    Our recent experience representing buyers of portfolios of distressed debt from the FDIC’s receiverships causes us to be concerned that the FDIC might seek to impose its standard agreement onto PPIP sellers. The FDIC standard form sale agreement for its receiverships includes no representations or warranties and no protection for trailing liabilities. Essentially, the sales are on an “as is” basis, with numerous risks allocated to buyer which are difficult, if not impossible, to identity, quantify and price. While limited asset “put-back” rights are provided, stringent conditions precedent render these rights largely illusory.

    This approach, while superficially appealing, is sure to result in a rock-bottom price. A more customary set of representations, warranties and indemnities – especially as to those matters that would be difficult for a buyer to diligence, and about which the seller has actual knowledge – will better achieve a fair price by allocating risks more appropriately.

    If and to the extent that seller representations, warranties and indemnities are given, though, the financial condition of the seller will become an issue for the buyer and its pricing. If we have learned anything from the subprime meltdown, it is the vulnerability of the entire system to counterparty risk. Unless the government is prepared to stand behind the seller’s financial commitments, the buyers will likely discount the value of the seller’s promises unless the financial stability of the seller is unquestioned.


    Complicating the process further is uncertainty about how the FDIC will manage pool sales where multiple sellers are involved. Prospective sellers should consider how much if any discretion will be granted to the individual sellers to qualify potential bidders, manage due diligence and asset-level disclosures, draft loan sale agreements and set closing deadlines. What would happen if not all sellers want to proceed with the high bidder for any reason, or if individual sellers want to establish reserve prices to manage their losses? Moreover, prospective sellers should also consider how risk under the purchase and sale agreement (or agreements) is allocated among the sellers and whether the practices of other sellers could give rise to a claim by the buyer or another person or entity against all sellers as a group.

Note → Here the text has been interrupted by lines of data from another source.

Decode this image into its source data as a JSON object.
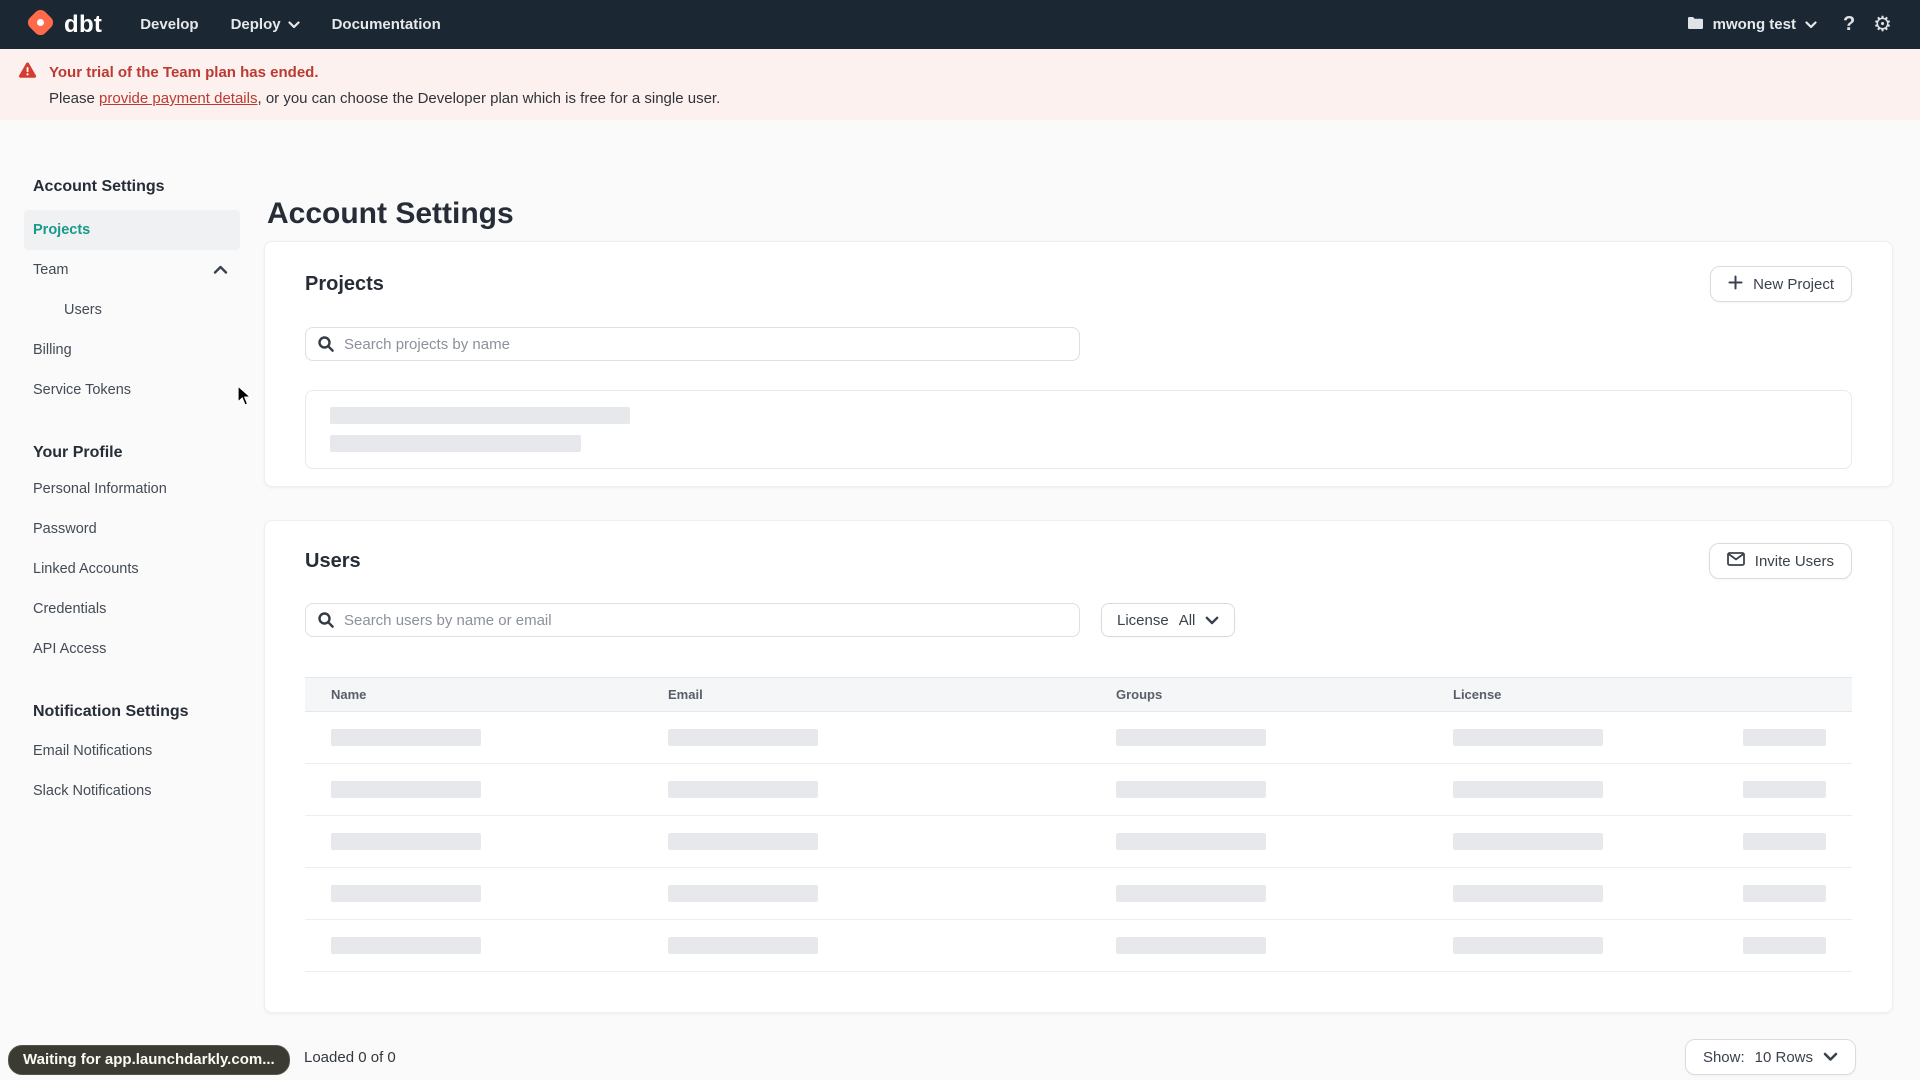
{
  "colors": {
    "nav_bg": "#1b2732",
    "brand_orange": "#ff6b4a",
    "accent_teal": "#189a8a",
    "banner_red": "#bc3a32",
    "banner_bg": "#fcf1ef"
  },
  "nav": {
    "logo_text": "dbt",
    "menu": [
      {
        "label": "Develop"
      },
      {
        "label": "Deploy"
      },
      {
        "label": "Documentation"
      }
    ],
    "account_label": "mwong test"
  },
  "banner": {
    "title": "Your trial of the Team plan has ended.",
    "body_prefix": "Please ",
    "link_text": "provide payment details",
    "body_suffix": ", or you can choose the Developer plan which is free for a single user."
  },
  "sidebar": {
    "sections": [
      {
        "heading": "Account Settings",
        "items": [
          {
            "label": "Projects"
          },
          {
            "label": "Team"
          },
          {
            "label": "Users"
          },
          {
            "label": "Billing"
          },
          {
            "label": "Service Tokens"
          }
        ]
      },
      {
        "heading": "Your Profile",
        "items": [
          {
            "label": "Personal Information"
          },
          {
            "label": "Password"
          },
          {
            "label": "Linked Accounts"
          },
          {
            "label": "Credentials"
          },
          {
            "label": "API Access"
          }
        ]
      },
      {
        "heading": "Notification Settings",
        "items": [
          {
            "label": "Email Notifications"
          },
          {
            "label": "Slack Notifications"
          }
        ]
      }
    ]
  },
  "main": {
    "title": "Account Settings",
    "projects_card": {
      "title": "Projects",
      "new_button": "New Project",
      "search_placeholder": "Search projects by name"
    },
    "users_card": {
      "title": "Users",
      "invite_button": "Invite Users",
      "search_placeholder": "Search users by name or email",
      "license_label": "License",
      "license_value": "All",
      "columns": [
        "Name",
        "Email",
        "Groups",
        "License"
      ],
      "footer_loaded": "Loaded 0 of 0",
      "show_label": "Show:",
      "show_value": "10 Rows"
    }
  },
  "status": {
    "text": "Waiting for app.launchdarkly.com..."
  }
}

    The current financial distress of potential sellers is, in many cases, a result of external circumstances, but not the quality of the sellers operations. Many potential buyers lack expertise in managing distressed real estate assets. While some of them may align themselves with third-party real estate professionals to manage the assets, many are likely to be agreeable to retain the current management as the servicer. The retention of servicing can create an income stream for the future of the selling bank, but only if it is priced in a way that is profitable. For portfolio lenders that have never really focused on the servicing as a separate profit center, there can be great risk of underpricing the distressed asset administration function. In addition, the legal and operational structure of the servicing relationship can greatly affect the outcome. The current owner of the assets is in the best position to anticipate the cost of future servicing, but if this element of the arrangement is not given careful attention, a seller can let a favorable purchase price eclipse the realistic evaluation of the aggregate package deal.

    The PPIP may very well attract a large pool of interested buyers, but the ultimate returns generated by these pools will be a function not only of price competition, but also of the seller’s ability to facilitate the buyers’ assessment and management of risk.